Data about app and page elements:
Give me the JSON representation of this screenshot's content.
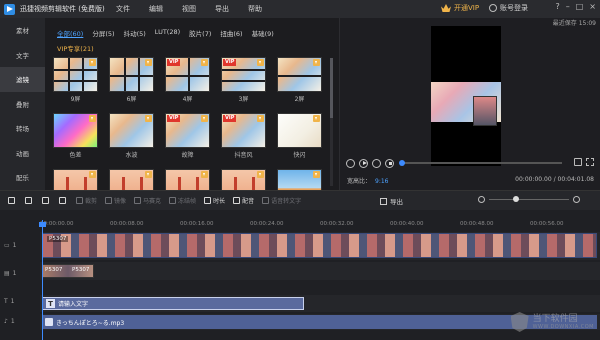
{
  "app": {
    "title": "迅捷视频剪辑软件 (免费版)",
    "menu": [
      "文件",
      "编辑",
      "视图",
      "导出",
      "帮助"
    ],
    "vip_label": "开通VIP",
    "login_label": "账号登录",
    "window_controls": [
      "?",
      "–",
      "□",
      "×"
    ]
  },
  "sidebar": {
    "items": [
      {
        "label": "素材",
        "active": false
      },
      {
        "label": "文字",
        "active": false
      },
      {
        "label": "滤镜",
        "active": true
      },
      {
        "label": "叠附",
        "active": false
      },
      {
        "label": "转场",
        "active": false
      },
      {
        "label": "动画",
        "active": false
      },
      {
        "label": "配乐",
        "active": false
      }
    ]
  },
  "media": {
    "tabs": [
      "全部(60)",
      "分屏(5)",
      "抖动(5)",
      "LUT(28)",
      "胶片(7)",
      "扭曲(6)",
      "基础(9)"
    ],
    "active_tab": 0,
    "section_title": "VIP专享(21)",
    "items": [
      {
        "label": "9屏",
        "style": "anime",
        "split": "3x3",
        "vip": false
      },
      {
        "label": "6屏",
        "style": "anime",
        "split": "3x2",
        "vip": false
      },
      {
        "label": "4屏",
        "style": "anime",
        "split": "2x2",
        "vip": true
      },
      {
        "label": "3屏",
        "style": "anime",
        "split": "3x1",
        "vip": true
      },
      {
        "label": "2屏",
        "style": "anime",
        "split": "2x1",
        "vip": false
      },
      {
        "label": "色差",
        "style": "color",
        "split": "none",
        "vip": false
      },
      {
        "label": "水波",
        "style": "anime",
        "split": "none",
        "vip": false
      },
      {
        "label": "故障",
        "style": "anime",
        "split": "none",
        "vip": true
      },
      {
        "label": "抖音风",
        "style": "anime",
        "split": "none",
        "vip": true
      },
      {
        "label": "快闪",
        "style": "white",
        "split": "none",
        "vip": false
      },
      {
        "label": "",
        "style": "bridge",
        "split": "none",
        "vip": false
      },
      {
        "label": "",
        "style": "bridge",
        "split": "none",
        "vip": false
      },
      {
        "label": "",
        "style": "bridge",
        "split": "none",
        "vip": false
      },
      {
        "label": "",
        "style": "bridge",
        "split": "none",
        "vip": false
      },
      {
        "label": "",
        "style": "sky",
        "split": "none",
        "vip": false
      }
    ]
  },
  "preview": {
    "last_saved": "最近保存 15:09",
    "aspect_label": "宽高比：",
    "aspect_value": "9:16",
    "timecode": "00:00:00.00 / 00:04:01.08",
    "progress": 0
  },
  "toolbar": {
    "tools": [
      {
        "label": "",
        "icon": "undo-icon",
        "enabled": true
      },
      {
        "label": "",
        "icon": "redo-icon",
        "enabled": true
      },
      {
        "label": "",
        "icon": "edit-icon",
        "enabled": true
      },
      {
        "label": "",
        "icon": "delete-icon",
        "enabled": true
      },
      {
        "label": "裁剪",
        "icon": "crop-icon",
        "enabled": false
      },
      {
        "label": "镜像",
        "icon": "mirror-icon",
        "enabled": false
      },
      {
        "label": "马赛克",
        "icon": "mosaic-icon",
        "enabled": false
      },
      {
        "label": "冻结帧",
        "icon": "freeze-icon",
        "enabled": false
      },
      {
        "label": "时长",
        "icon": "clock-icon",
        "enabled": true
      },
      {
        "label": "配音",
        "icon": "mic-icon",
        "enabled": true
      },
      {
        "label": "语音转文字",
        "icon": "speech-icon",
        "enabled": false
      }
    ],
    "export_label": "导出"
  },
  "timeline": {
    "ticks": [
      "00:00:00.00",
      "00:00:08.00",
      "00:00:16.00",
      "00:00:24.00",
      "00:00:32.00",
      "00:00:40.00",
      "00:00:48.00",
      "00:00:56.00"
    ],
    "video_clip_label": "P5307",
    "pip_labels": [
      "P5307",
      "P5307"
    ],
    "text_clip_label": "请输入文字",
    "audio_clip_label": "きっちんぽとろ~る.mp3",
    "track_numbers": [
      "1",
      "1",
      "1",
      "1"
    ]
  },
  "watermark": {
    "name": "当下软件园",
    "url": "WWW.DOWNXIA.COM"
  }
}
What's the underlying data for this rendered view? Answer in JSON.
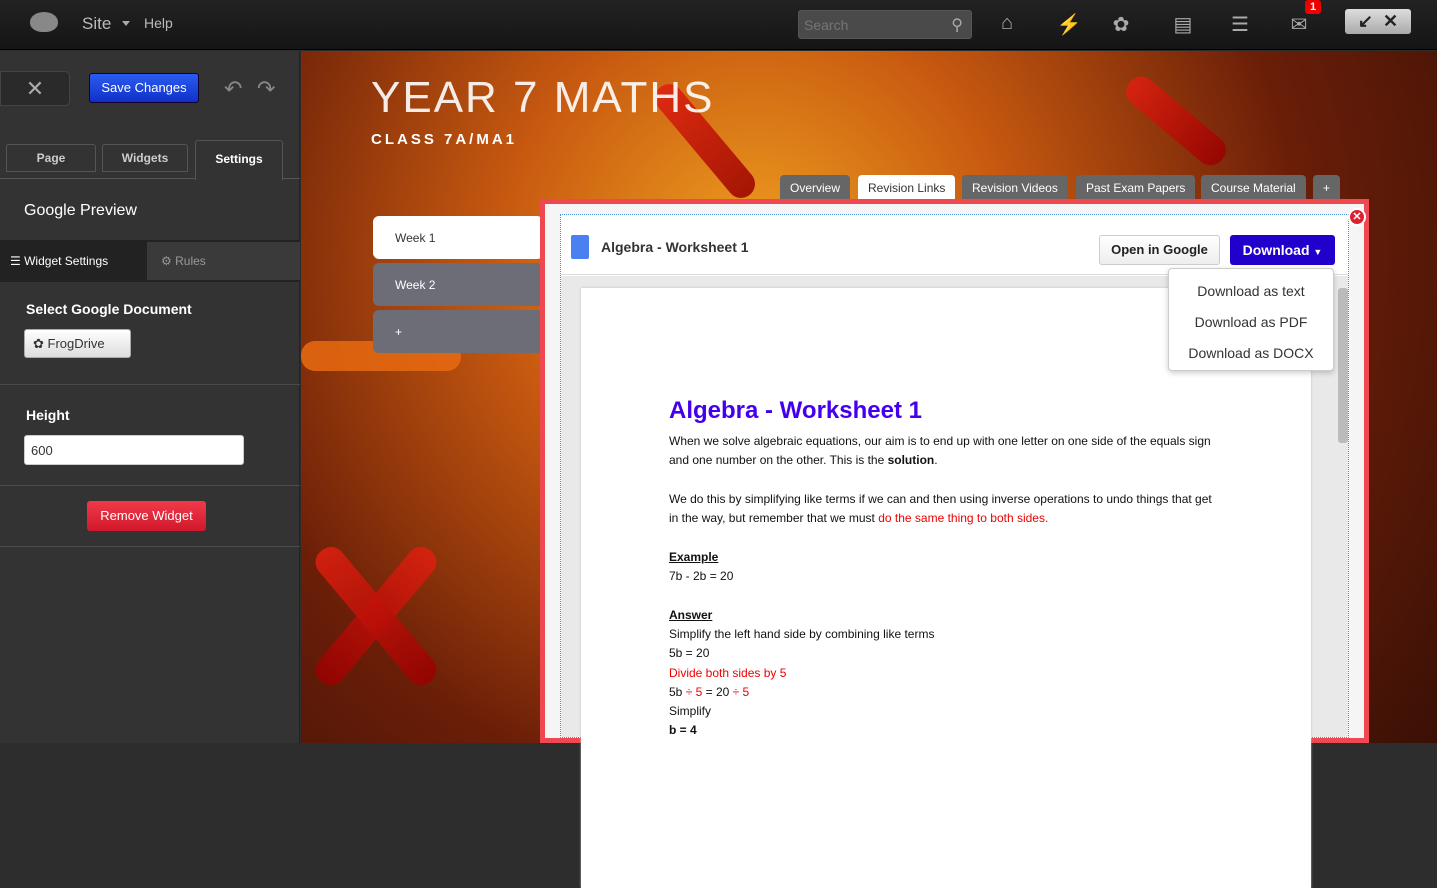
{
  "topbar": {
    "site": "Site",
    "help": "Help",
    "search_placeholder": "Search",
    "notification_count": "1",
    "icons": [
      "home-icon",
      "lightning-icon",
      "frogdrive-icon",
      "menu-dropdown-icon",
      "checklist-icon",
      "chat-icon"
    ]
  },
  "left_panel": {
    "save": "Save Changes",
    "tabs": [
      "Page",
      "Widgets",
      "Settings"
    ],
    "active_tab": "Settings",
    "widget_title": "Google Preview",
    "subtabs": [
      "Widget Settings",
      "Rules"
    ],
    "select_label": "Select Google Document",
    "frogdrive": "FrogDrive",
    "height_label": "Height",
    "height_value": "600",
    "remove": "Remove Widget"
  },
  "page": {
    "title": "YEAR 7 MATHS",
    "subtitle": "CLASS 7A/MA1",
    "tabs": [
      "Overview",
      "Revision Links",
      "Revision Videos",
      "Past Exam Papers",
      "Course Material",
      "+"
    ],
    "active_tab": "Revision Links",
    "weeks": [
      "Week 1",
      "Week 2",
      "+"
    ]
  },
  "widget": {
    "doc_title": "Algebra - Worksheet 1",
    "open_google": "Open in Google",
    "download": "Download",
    "download_menu": [
      "Download as text",
      "Download as PDF",
      "Download as DOCX"
    ],
    "doc": {
      "heading": "Algebra - Worksheet 1",
      "p1a": "When we solve algebraic equations, our aim is to end up with one letter on one side of the equals sign and one number on the other.  This is the ",
      "p1b": "solution",
      "p1c": ".",
      "p2a": "We do this by simplifying like terms if we can and then using inverse operations to undo things that get in the way, but remember that we must ",
      "p2b": "do the same thing to both sides.",
      "example": "Example",
      "eq1": "7b - 2b = 20",
      "answer": "Answer",
      "l1": "Simplify the left hand side by combining like terms",
      "l2": "5b = 20",
      "l3": "Divide both sides by 5",
      "l4a": "5b ",
      "l4b": "÷ 5",
      "l4c": " = 20 ",
      "l4d": "÷ 5",
      "l5": "Simplify",
      "l6": "b = 4"
    }
  },
  "colors": {
    "save": "#1a44e0",
    "download": "#2200cc",
    "remove": "#e0283a",
    "heading": "#4400ee",
    "highlight": "#ee0000",
    "widget_border": "#f04850"
  }
}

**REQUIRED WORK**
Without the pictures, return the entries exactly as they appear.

**EXERCISE RESULT**
Give me the JSON representation of this screenshot's content.
{
  "app": {
    "title": "迅捷视频剪辑软件 (免费版)",
    "menu": [
      "文件",
      "编辑",
      "视图",
      "导出",
      "帮助"
    ],
    "vip_label": "开通VIP",
    "login_label": "账号登录",
    "window_controls": [
      "?",
      "–",
      "□",
      "×"
    ]
  },
  "sidebar": {
    "items": [
      {
        "label": "素材",
        "active": false
      },
      {
        "label": "文字",
        "active": false
      },
      {
        "label": "滤镜",
        "active": true
      },
      {
        "label": "叠附",
        "active": false
      },
      {
        "label": "转场",
        "active": false
      },
      {
        "label": "动画",
        "active": false
      },
      {
        "label": "配乐",
        "active": false
      }
    ]
  },
  "media": {
    "tabs": [
      "全部(60)",
      "分屏(5)",
      "抖动(5)",
      "LUT(28)",
      "胶片(7)",
      "扭曲(6)",
      "基础(9)"
    ],
    "active_tab": 0,
    "section_title": "VIP专享(21)",
    "items": [
      {
        "label": "9屏",
        "style": "anime",
        "split": "3x3",
        "vip": false
      },
      {
        "label": "6屏",
        "style": "anime",
        "split": "3x2",
        "vip": false
      },
      {
        "label": "4屏",
        "style": "anime",
        "split": "2x2",
        "vip": true
      },
      {
        "label": "3屏",
        "style": "anime",
        "split": "3x1",
        "vip": true
      },
      {
        "label": "2屏",
        "style": "anime",
        "split": "2x1",
        "vip": false
      },
      {
        "label": "色差",
        "style": "color",
        "split": "none",
        "vip": false
      },
      {
        "label": "水波",
        "style": "anime",
        "split": "none",
        "vip": false
      },
      {
        "label": "故障",
        "style": "anime",
        "split": "none",
        "vip": true
      },
      {
        "label": "抖音风",
        "style": "anime",
        "split": "none",
        "vip": true
      },
      {
        "label": "快闪",
        "style": "white",
        "split": "none",
        "vip": false
      },
      {
        "label": "",
        "style": "bridge",
        "split": "none",
        "vip": false
      },
      {
        "label": "",
        "style": "bridge",
        "split": "none",
        "vip": false
      },
      {
        "label": "",
        "style": "bridge",
        "split": "none",
        "vip": false
      },
      {
        "label": "",
        "style": "bridge",
        "split": "none",
        "vip": false
      },
      {
        "label": "",
        "style": "sky",
        "split": "none",
        "vip": false
      }
    ]
  },
  "preview": {
    "last_saved": "最近保存 15:09",
    "aspect_label": "宽高比：",
    "aspect_value": "9:16",
    "timecode": "00:00:00.00 / 00:04:01.08",
    "progress": 0
  },
  "toolbar": {
    "tools": [
      {
        "label": "",
        "icon": "undo-icon",
        "enabled": true
      },
      {
        "label": "",
        "icon": "redo-icon",
        "enabled": true
      },
      {
        "label": "",
        "icon": "edit-icon",
        "enabled": true
      },
      {
        "label": "",
        "icon": "delete-icon",
        "enabled": true
      },
      {
        "label": "裁剪",
        "icon": "crop-icon",
        "enabled": false
      },
      {
        "label": "镜像",
        "icon": "mirror-icon",
        "enabled": false
      },
      {
        "label": "马赛克",
        "icon": "mosaic-icon",
        "enabled": false
      },
      {
        "label": "冻结帧",
        "icon": "freeze-icon",
        "enabled": false
      },
      {
        "label": "时长",
        "icon": "clock-icon",
        "enabled": true
      },
      {
        "label": "配音",
        "icon": "mic-icon",
        "enabled": true
      },
      {
        "label": "语音转文字",
        "icon": "speech-icon",
        "enabled": false
      }
    ],
    "export_label": "导出"
  },
  "timeline": {
    "ticks": [
      "00:00:00.00",
      "00:00:08.00",
      "00:00:16.00",
      "00:00:24.00",
      "00:00:32.00",
      "00:00:40.00",
      "00:00:48.00",
      "00:00:56.00"
    ],
    "video_clip_label": "P5307",
    "pip_labels": [
      "P5307",
      "P5307"
    ],
    "text_clip_label": "请输入文字",
    "audio_clip_label": "きっちんぽとろ~る.mp3",
    "track_numbers": [
      "1",
      "1",
      "1",
      "1"
    ]
  },
  "watermark": {
    "name": "当下软件园",
    "url": "WWW.DOWNXIA.COM"
  }
}
What's the underlying data for this rendered view? Answer in JSON.
{
  "topbar": {
    "site": "Site",
    "help": "Help",
    "search_placeholder": "Search",
    "notification_count": "1",
    "icons": [
      "home-icon",
      "lightning-icon",
      "frogdrive-icon",
      "menu-dropdown-icon",
      "checklist-icon",
      "chat-icon"
    ]
  },
  "left_panel": {
    "save": "Save Changes",
    "tabs": [
      "Page",
      "Widgets",
      "Settings"
    ],
    "active_tab": "Settings",
    "widget_title": "Google Preview",
    "subtabs": [
      "Widget Settings",
      "Rules"
    ],
    "select_label": "Select Google Document",
    "frogdrive": "FrogDrive",
    "height_label": "Height",
    "height_value": "600",
    "remove": "Remove Widget"
  },
  "page": {
    "title": "YEAR 7 MATHS",
    "subtitle": "CLASS 7A/MA1",
    "tabs": [
      "Overview",
      "Revision Links",
      "Revision Videos",
      "Past Exam Papers",
      "Course Material",
      "+"
    ],
    "active_tab": "Revision Links",
    "weeks": [
      "Week 1",
      "Week 2",
      "+"
    ]
  },
  "widget": {
    "doc_title": "Algebra - Worksheet 1",
    "open_google": "Open in Google",
    "download": "Download",
    "download_menu": [
      "Download as text",
      "Download as PDF",
      "Download as DOCX"
    ],
    "doc": {
      "heading": "Algebra - Worksheet 1",
      "p1a": "When we solve algebraic equations, our aim is to end up with one letter on one side of the equals sign and one number on the other.  This is the ",
      "p1b": "solution",
      "p1c": ".",
      "p2a": "We do this by simplifying like terms if we can and then using inverse operations to undo things that get in the way, but remember that we must ",
      "p2b": "do the same thing to both sides.",
      "example": "Example",
      "eq1": "7b - 2b = 20",
      "answer": "Answer",
      "l1": "Simplify the left hand side by combining like terms",
      "l2": "5b = 20",
      "l3": "Divide both sides by 5",
      "l4a": "5b ",
      "l4b": "÷ 5",
      "l4c": " = 20 ",
      "l4d": "÷ 5",
      "l5": "Simplify",
      "l6": "b = 4"
    }
  },
  "colors": {
    "save": "#1a44e0",
    "download": "#2200cc",
    "remove": "#e0283a",
    "heading": "#4400ee",
    "highlight": "#ee0000",
    "widget_border": "#f04850"
  }
}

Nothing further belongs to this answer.